# INSTRUCTIONS FOR THE TASK
Count up the lines of the data below that contain the string "chunk", then give only the total.

[INPUT DATA Boundary: Start]

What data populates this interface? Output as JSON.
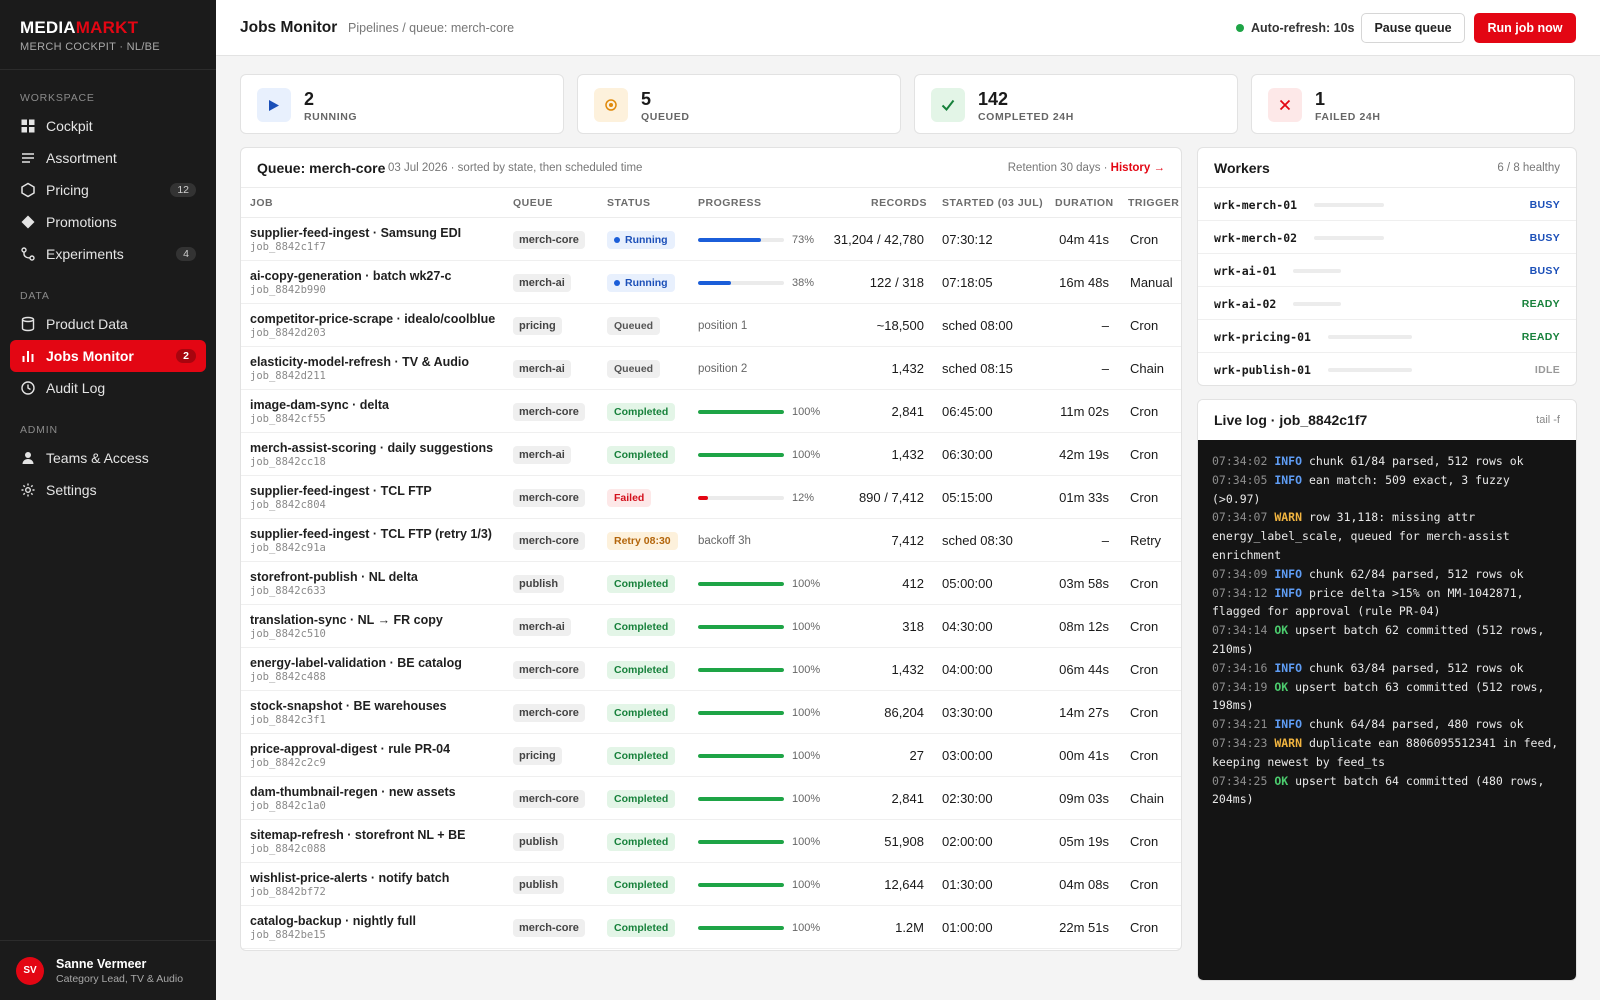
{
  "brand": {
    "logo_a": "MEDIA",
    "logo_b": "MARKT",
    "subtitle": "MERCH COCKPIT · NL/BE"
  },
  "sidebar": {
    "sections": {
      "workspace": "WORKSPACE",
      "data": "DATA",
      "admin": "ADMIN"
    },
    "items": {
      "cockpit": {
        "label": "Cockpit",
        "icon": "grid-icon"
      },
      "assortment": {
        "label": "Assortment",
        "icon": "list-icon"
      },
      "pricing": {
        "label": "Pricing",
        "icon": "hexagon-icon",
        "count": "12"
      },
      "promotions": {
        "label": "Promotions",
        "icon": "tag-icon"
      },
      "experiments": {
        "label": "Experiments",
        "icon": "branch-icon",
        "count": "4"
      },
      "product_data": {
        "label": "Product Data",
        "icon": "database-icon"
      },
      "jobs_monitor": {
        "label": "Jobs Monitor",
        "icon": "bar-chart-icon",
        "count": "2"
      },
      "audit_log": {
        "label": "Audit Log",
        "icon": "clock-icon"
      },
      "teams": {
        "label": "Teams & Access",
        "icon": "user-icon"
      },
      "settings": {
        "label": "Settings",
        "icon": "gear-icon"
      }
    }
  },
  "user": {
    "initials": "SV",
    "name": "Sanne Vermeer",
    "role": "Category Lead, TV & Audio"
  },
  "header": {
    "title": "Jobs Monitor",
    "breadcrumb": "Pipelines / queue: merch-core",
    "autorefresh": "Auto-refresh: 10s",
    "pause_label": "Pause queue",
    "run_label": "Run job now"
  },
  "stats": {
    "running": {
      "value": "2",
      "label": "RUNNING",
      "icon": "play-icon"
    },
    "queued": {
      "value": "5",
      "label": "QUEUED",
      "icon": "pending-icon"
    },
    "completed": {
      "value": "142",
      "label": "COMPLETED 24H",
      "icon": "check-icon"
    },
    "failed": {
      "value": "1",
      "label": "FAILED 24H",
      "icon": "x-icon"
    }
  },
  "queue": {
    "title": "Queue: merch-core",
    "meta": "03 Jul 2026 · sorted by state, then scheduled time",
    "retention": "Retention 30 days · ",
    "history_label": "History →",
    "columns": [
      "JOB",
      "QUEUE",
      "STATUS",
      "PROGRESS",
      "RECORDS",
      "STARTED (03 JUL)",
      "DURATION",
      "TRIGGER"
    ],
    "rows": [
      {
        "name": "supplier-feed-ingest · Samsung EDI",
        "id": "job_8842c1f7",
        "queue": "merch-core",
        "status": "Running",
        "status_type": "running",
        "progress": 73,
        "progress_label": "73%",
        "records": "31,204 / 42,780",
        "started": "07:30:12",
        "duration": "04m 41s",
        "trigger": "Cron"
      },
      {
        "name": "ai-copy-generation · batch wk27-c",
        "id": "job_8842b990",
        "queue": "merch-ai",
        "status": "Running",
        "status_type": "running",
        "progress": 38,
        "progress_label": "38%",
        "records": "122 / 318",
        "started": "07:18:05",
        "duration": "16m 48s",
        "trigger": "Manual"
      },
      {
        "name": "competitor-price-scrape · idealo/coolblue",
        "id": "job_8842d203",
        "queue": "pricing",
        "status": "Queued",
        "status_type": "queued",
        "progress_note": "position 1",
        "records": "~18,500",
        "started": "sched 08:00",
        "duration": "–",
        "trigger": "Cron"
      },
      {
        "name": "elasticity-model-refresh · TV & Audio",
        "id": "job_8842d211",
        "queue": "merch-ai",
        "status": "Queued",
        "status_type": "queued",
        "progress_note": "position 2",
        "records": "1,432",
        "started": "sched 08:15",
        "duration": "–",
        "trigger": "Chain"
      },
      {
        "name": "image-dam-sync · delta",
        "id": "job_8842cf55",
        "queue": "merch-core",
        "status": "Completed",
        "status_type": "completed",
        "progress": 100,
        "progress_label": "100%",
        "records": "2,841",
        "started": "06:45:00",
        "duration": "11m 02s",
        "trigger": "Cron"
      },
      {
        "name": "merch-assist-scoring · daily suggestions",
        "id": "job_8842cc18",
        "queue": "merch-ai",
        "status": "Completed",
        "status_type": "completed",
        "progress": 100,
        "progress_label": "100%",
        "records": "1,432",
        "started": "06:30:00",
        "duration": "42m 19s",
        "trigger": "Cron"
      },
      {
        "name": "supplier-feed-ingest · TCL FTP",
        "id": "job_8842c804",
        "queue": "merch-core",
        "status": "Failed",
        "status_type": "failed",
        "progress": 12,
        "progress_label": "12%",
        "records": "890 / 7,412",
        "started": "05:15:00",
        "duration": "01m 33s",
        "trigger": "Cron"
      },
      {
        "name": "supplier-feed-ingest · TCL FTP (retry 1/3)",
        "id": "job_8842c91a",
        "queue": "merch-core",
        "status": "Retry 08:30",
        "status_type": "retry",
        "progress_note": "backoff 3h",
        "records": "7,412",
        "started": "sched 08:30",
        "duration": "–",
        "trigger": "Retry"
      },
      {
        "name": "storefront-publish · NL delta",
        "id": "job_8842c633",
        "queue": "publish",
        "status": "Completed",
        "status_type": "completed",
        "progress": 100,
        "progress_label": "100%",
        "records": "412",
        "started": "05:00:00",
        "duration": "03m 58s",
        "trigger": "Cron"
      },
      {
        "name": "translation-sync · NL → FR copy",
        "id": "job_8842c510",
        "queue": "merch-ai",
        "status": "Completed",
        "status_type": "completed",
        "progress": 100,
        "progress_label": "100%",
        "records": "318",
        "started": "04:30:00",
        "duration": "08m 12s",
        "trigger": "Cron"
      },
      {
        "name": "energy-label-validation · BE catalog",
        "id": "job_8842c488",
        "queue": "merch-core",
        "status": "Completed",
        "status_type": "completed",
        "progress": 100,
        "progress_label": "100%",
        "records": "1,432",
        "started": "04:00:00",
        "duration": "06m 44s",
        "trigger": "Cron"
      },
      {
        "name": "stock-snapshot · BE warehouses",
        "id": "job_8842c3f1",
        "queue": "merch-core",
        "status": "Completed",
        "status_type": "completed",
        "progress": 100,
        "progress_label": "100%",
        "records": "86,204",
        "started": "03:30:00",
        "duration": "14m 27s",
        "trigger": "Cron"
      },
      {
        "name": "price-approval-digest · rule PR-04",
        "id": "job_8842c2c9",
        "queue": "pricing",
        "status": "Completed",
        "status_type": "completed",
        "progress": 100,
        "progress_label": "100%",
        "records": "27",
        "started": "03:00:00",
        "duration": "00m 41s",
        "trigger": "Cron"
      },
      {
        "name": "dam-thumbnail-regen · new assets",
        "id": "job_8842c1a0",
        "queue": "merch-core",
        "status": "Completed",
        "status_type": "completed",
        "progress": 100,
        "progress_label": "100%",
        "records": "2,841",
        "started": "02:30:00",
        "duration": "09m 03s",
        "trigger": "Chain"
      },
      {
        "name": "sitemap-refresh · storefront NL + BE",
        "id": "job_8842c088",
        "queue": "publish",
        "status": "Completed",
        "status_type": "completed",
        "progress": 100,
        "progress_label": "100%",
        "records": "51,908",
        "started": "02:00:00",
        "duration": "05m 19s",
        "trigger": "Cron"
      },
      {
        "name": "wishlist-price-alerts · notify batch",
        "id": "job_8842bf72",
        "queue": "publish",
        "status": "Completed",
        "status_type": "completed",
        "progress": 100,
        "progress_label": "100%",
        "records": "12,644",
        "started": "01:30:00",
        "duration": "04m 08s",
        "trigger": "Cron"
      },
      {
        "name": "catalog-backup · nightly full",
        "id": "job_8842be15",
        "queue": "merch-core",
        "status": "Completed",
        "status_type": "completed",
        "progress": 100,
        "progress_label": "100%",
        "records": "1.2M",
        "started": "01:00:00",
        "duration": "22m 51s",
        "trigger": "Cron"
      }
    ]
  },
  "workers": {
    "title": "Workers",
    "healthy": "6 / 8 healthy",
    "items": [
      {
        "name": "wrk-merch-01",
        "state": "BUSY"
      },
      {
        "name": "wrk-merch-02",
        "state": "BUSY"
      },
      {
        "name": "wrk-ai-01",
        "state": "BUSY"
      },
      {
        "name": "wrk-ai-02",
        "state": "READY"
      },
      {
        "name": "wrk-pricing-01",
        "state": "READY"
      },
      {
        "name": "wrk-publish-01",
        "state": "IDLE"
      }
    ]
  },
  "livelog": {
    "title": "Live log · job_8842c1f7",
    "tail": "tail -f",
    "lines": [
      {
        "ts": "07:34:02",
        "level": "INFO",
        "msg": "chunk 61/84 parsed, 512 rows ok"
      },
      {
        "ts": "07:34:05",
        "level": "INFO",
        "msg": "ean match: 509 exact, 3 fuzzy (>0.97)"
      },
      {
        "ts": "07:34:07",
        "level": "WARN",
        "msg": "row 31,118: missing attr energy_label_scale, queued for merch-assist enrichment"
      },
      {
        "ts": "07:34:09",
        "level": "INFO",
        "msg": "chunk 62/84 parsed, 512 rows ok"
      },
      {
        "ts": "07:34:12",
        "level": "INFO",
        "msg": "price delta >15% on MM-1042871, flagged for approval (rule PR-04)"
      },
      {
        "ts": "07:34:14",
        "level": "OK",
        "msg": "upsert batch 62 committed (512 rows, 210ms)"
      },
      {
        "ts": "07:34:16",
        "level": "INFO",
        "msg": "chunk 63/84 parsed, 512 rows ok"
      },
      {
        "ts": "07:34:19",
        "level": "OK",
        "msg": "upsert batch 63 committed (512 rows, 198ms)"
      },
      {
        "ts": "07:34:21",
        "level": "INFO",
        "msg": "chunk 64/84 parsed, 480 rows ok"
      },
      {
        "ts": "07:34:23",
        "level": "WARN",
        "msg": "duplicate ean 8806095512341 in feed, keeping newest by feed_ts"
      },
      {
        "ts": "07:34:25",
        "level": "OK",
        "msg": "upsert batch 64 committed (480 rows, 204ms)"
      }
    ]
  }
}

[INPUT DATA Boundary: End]

# ANSWER FOR THE TASK
4